→ To do
Filter this listing down to the lines that contain the word "from", and copy them.

→ Task input
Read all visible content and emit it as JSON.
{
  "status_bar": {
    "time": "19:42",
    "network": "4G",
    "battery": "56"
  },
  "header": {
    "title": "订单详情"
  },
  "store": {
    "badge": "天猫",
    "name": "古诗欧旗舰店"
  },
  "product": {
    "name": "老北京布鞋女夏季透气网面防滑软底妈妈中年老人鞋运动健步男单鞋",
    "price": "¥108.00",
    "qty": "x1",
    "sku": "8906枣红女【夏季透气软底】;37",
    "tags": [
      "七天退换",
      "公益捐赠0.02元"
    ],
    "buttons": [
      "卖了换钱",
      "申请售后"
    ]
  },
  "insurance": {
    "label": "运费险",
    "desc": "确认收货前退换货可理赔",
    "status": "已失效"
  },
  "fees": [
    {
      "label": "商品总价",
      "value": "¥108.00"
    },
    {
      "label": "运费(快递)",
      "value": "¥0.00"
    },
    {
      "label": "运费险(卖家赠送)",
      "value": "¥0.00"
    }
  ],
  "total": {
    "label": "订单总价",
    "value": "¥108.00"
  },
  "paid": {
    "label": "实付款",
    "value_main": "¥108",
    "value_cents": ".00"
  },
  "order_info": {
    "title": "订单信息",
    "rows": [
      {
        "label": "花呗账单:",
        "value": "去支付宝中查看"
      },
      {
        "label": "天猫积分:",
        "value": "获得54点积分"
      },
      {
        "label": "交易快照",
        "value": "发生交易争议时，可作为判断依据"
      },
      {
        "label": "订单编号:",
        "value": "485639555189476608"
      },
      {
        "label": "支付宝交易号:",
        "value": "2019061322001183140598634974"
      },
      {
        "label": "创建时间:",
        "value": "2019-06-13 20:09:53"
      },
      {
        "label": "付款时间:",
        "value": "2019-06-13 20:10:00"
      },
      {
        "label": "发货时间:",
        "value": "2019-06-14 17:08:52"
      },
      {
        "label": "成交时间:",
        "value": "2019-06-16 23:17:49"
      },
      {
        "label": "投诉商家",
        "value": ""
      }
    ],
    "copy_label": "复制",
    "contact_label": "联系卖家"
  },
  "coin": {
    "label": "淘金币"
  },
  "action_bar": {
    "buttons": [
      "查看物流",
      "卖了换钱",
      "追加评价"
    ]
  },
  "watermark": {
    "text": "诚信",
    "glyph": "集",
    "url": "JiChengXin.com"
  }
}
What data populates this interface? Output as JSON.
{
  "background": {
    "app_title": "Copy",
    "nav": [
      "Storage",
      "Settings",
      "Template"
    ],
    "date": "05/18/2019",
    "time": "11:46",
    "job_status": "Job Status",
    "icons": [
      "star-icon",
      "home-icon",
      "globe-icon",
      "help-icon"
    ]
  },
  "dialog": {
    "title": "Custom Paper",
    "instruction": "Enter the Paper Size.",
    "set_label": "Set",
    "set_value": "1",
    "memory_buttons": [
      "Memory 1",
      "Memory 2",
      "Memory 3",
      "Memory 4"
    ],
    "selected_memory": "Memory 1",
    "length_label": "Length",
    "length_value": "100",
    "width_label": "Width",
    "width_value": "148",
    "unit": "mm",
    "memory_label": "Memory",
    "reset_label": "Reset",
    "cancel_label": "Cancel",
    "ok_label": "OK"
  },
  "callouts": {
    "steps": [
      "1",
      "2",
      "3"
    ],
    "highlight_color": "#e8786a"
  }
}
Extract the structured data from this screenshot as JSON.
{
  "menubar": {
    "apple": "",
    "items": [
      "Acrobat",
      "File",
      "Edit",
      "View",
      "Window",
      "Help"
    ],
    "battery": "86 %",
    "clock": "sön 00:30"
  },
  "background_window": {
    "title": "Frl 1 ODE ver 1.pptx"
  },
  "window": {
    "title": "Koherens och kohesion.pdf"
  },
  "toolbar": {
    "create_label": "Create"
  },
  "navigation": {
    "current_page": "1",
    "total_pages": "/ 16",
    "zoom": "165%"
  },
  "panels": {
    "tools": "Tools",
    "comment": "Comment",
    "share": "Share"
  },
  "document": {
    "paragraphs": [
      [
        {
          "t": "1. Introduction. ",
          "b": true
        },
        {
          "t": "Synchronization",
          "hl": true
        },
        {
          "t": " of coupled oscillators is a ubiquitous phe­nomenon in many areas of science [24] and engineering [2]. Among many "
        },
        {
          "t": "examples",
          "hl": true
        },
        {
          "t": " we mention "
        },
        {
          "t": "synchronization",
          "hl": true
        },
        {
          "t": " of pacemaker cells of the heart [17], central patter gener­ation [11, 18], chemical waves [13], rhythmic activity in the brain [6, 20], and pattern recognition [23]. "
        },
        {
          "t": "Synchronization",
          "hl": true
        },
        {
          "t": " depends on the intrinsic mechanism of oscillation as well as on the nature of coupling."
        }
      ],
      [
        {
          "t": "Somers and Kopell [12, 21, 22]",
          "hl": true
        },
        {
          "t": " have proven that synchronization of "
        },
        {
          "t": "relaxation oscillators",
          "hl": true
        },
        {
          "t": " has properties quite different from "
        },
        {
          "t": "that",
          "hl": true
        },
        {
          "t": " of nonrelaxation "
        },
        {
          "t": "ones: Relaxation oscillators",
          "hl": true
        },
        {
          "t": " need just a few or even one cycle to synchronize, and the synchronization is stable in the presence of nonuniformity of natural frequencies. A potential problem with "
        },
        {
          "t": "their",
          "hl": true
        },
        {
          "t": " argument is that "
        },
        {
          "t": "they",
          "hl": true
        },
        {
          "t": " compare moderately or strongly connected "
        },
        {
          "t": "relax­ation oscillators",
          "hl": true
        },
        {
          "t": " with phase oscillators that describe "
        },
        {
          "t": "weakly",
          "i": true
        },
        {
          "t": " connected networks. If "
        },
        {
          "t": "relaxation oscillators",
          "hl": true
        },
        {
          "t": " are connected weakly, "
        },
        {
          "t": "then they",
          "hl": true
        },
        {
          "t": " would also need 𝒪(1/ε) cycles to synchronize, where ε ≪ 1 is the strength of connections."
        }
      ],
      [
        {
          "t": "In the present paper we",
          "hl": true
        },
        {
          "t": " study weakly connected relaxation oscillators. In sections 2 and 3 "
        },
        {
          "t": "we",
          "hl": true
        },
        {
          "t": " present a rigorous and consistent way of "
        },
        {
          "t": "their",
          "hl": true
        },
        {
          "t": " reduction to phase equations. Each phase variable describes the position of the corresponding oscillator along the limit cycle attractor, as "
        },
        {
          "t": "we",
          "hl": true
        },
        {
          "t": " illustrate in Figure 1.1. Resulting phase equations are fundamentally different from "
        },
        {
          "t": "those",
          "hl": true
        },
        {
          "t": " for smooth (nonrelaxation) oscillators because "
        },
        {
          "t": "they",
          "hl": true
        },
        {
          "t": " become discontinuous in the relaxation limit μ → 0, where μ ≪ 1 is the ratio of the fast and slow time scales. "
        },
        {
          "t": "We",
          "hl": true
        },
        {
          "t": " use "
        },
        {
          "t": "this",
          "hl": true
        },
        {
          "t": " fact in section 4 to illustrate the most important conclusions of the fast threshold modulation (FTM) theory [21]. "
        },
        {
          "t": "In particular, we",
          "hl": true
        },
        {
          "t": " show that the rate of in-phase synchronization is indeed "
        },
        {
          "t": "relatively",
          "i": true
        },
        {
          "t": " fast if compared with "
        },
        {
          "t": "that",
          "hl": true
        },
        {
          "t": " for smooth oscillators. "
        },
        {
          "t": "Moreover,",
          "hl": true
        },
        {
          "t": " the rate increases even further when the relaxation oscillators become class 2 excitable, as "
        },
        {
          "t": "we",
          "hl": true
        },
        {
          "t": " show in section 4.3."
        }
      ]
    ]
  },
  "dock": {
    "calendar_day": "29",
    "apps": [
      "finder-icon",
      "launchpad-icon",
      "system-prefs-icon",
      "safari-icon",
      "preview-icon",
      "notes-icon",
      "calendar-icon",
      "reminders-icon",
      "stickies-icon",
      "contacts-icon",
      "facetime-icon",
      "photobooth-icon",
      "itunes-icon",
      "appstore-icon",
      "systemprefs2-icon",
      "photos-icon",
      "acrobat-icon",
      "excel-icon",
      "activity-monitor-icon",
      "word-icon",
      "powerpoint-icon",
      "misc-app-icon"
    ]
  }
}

→ Expected answer
Extract the structured data from this screenshot as JSON.
          "t": " has properties quite different from "
          "t": " illustrate in Figure 1.1. Resulting phase equations are fundamentally different from "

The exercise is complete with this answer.